WORK REQUIRED —
Reproduce each line from the records that holds "Pandas".

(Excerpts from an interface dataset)
·····

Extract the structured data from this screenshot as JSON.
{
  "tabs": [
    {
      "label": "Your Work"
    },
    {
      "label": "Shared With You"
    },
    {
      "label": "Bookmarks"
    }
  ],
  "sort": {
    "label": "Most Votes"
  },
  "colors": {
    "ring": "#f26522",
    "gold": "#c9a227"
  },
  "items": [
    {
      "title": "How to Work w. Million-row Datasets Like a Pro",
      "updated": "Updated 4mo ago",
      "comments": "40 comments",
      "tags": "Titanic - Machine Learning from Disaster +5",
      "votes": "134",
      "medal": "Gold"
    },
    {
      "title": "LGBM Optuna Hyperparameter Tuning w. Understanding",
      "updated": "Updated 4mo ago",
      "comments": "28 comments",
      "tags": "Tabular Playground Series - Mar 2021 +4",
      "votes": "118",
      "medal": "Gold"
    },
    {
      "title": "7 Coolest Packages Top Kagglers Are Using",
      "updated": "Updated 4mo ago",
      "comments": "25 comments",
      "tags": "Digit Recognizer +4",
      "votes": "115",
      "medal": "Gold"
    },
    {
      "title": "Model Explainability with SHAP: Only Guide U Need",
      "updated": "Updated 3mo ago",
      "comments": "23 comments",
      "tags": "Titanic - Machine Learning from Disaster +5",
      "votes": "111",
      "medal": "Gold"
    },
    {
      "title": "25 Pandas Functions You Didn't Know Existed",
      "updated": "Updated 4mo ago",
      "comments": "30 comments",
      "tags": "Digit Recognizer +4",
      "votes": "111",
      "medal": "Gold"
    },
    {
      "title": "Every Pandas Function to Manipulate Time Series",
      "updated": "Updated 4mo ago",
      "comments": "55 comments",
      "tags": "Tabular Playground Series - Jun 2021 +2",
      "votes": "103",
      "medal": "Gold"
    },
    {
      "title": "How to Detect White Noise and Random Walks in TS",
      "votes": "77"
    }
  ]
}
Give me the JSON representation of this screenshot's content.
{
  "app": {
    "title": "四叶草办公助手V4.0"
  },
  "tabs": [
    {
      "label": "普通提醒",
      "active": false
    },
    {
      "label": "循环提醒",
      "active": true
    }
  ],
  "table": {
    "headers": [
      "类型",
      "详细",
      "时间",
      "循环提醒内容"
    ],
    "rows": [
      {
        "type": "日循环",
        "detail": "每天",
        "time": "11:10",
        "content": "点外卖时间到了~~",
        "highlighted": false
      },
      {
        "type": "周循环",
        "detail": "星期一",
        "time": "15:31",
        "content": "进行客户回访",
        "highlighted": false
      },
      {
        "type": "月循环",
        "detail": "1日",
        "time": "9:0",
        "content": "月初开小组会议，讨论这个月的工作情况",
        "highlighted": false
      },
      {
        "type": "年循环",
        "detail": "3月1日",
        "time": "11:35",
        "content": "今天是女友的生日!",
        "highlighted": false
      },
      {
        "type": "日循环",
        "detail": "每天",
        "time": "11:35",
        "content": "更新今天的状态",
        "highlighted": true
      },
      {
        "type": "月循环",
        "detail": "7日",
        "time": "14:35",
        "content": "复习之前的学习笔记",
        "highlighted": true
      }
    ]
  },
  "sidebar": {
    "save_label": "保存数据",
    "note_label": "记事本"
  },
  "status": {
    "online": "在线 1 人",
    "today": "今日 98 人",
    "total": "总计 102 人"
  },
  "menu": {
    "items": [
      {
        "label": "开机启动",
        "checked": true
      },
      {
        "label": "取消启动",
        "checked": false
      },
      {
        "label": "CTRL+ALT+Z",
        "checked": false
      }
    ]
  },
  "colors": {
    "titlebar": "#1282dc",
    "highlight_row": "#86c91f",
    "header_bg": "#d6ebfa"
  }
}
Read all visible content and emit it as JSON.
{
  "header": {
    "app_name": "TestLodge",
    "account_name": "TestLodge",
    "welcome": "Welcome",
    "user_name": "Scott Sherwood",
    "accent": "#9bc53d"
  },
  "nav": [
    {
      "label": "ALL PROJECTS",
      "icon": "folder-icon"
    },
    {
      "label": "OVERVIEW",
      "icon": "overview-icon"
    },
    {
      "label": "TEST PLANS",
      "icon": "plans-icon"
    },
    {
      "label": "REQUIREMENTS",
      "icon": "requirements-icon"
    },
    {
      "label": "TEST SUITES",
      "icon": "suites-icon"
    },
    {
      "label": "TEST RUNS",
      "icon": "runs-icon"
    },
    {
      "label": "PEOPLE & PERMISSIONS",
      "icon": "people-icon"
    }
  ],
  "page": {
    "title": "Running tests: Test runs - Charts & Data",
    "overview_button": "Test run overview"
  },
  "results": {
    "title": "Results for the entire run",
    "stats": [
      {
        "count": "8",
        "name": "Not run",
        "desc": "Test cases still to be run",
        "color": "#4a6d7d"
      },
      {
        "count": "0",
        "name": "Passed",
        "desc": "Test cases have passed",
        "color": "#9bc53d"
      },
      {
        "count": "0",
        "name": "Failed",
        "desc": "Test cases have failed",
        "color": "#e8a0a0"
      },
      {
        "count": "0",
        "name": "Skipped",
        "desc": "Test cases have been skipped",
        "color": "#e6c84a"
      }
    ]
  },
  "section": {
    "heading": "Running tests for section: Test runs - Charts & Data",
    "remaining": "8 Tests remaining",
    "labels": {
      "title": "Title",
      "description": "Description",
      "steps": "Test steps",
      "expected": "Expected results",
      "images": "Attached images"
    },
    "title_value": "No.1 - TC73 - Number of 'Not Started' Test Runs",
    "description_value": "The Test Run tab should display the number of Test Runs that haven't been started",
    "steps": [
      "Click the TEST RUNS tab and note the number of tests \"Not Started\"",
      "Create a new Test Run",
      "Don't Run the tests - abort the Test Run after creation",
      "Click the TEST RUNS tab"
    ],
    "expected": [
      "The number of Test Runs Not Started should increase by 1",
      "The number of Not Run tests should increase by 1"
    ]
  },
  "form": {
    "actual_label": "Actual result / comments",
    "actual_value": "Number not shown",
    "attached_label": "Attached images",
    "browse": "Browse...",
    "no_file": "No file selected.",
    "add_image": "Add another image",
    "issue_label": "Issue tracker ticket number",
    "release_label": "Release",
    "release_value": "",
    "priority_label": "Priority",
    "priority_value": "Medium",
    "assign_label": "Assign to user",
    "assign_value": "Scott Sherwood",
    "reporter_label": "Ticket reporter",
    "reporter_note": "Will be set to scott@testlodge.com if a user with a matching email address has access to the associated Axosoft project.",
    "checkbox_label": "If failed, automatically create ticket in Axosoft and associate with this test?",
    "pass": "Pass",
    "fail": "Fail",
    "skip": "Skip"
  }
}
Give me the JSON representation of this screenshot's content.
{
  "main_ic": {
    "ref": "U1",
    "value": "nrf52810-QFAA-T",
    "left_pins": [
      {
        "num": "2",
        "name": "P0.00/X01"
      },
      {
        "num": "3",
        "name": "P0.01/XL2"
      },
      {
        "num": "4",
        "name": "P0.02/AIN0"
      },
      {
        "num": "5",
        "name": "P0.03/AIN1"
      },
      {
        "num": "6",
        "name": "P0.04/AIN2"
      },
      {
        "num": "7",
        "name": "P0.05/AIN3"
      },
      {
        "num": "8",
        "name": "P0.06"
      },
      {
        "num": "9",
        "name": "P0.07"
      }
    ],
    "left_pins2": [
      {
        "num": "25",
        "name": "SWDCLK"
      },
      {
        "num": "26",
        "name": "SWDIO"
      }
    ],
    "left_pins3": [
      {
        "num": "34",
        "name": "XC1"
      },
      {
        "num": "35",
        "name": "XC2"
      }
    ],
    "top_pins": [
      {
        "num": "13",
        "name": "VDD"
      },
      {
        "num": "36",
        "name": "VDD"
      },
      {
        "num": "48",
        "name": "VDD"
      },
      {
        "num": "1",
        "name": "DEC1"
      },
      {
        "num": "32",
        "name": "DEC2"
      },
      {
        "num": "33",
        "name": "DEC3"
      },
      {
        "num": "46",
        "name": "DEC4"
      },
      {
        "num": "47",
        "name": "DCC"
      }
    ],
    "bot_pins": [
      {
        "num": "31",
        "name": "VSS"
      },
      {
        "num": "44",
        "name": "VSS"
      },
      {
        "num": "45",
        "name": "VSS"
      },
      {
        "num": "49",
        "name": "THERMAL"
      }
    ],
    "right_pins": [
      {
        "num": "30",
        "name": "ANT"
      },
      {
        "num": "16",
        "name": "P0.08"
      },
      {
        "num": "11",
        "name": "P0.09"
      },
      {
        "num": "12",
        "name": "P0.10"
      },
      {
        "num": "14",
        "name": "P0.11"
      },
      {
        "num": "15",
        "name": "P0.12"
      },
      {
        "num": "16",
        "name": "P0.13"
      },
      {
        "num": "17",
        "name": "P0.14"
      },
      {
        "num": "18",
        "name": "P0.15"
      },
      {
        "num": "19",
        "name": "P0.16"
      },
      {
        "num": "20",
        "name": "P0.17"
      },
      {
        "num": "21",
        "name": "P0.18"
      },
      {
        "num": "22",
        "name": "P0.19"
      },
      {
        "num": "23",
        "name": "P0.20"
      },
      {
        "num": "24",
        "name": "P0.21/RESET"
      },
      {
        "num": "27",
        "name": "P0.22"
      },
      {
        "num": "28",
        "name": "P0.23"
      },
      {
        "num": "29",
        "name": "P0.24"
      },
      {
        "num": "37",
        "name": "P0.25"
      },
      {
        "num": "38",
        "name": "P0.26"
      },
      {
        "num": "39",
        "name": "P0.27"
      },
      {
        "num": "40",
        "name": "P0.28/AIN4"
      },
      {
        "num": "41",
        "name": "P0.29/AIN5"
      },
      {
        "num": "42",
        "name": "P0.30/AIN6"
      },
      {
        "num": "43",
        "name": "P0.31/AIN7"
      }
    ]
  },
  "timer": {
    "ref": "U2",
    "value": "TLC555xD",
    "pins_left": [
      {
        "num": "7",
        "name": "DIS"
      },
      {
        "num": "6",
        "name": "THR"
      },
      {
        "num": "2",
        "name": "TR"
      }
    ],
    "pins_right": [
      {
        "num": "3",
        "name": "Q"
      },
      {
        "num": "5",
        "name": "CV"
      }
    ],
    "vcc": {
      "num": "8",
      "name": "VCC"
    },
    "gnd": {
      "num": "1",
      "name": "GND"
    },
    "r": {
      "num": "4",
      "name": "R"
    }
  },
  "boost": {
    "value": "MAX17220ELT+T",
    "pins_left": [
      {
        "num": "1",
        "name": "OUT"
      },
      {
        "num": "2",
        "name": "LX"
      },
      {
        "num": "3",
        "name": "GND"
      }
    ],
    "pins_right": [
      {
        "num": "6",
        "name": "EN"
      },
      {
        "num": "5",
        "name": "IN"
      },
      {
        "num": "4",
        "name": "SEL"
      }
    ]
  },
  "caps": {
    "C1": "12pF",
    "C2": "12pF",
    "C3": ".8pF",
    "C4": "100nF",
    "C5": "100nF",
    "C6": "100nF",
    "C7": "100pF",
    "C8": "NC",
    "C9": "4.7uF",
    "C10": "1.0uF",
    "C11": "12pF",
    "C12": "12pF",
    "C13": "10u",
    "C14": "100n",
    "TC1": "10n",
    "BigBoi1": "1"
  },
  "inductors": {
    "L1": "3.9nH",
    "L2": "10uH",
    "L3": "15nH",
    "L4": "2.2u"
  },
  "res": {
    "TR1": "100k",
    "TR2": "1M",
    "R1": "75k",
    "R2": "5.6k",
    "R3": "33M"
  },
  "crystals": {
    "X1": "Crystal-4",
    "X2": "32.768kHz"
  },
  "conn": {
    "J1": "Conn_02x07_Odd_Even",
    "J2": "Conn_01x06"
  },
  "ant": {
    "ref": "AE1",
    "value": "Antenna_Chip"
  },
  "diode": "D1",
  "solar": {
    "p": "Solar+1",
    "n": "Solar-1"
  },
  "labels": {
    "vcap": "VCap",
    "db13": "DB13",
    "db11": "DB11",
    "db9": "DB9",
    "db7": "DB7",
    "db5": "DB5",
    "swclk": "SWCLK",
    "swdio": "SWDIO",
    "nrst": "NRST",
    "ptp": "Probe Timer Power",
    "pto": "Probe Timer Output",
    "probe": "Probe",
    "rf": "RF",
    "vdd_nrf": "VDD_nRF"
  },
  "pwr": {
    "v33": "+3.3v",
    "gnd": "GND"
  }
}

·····

ANSWER SECTION —
      "title": "25 Pandas Functions You Didn't Know Existed",
      "title": "Every Pandas Function to Manipulate Time Series",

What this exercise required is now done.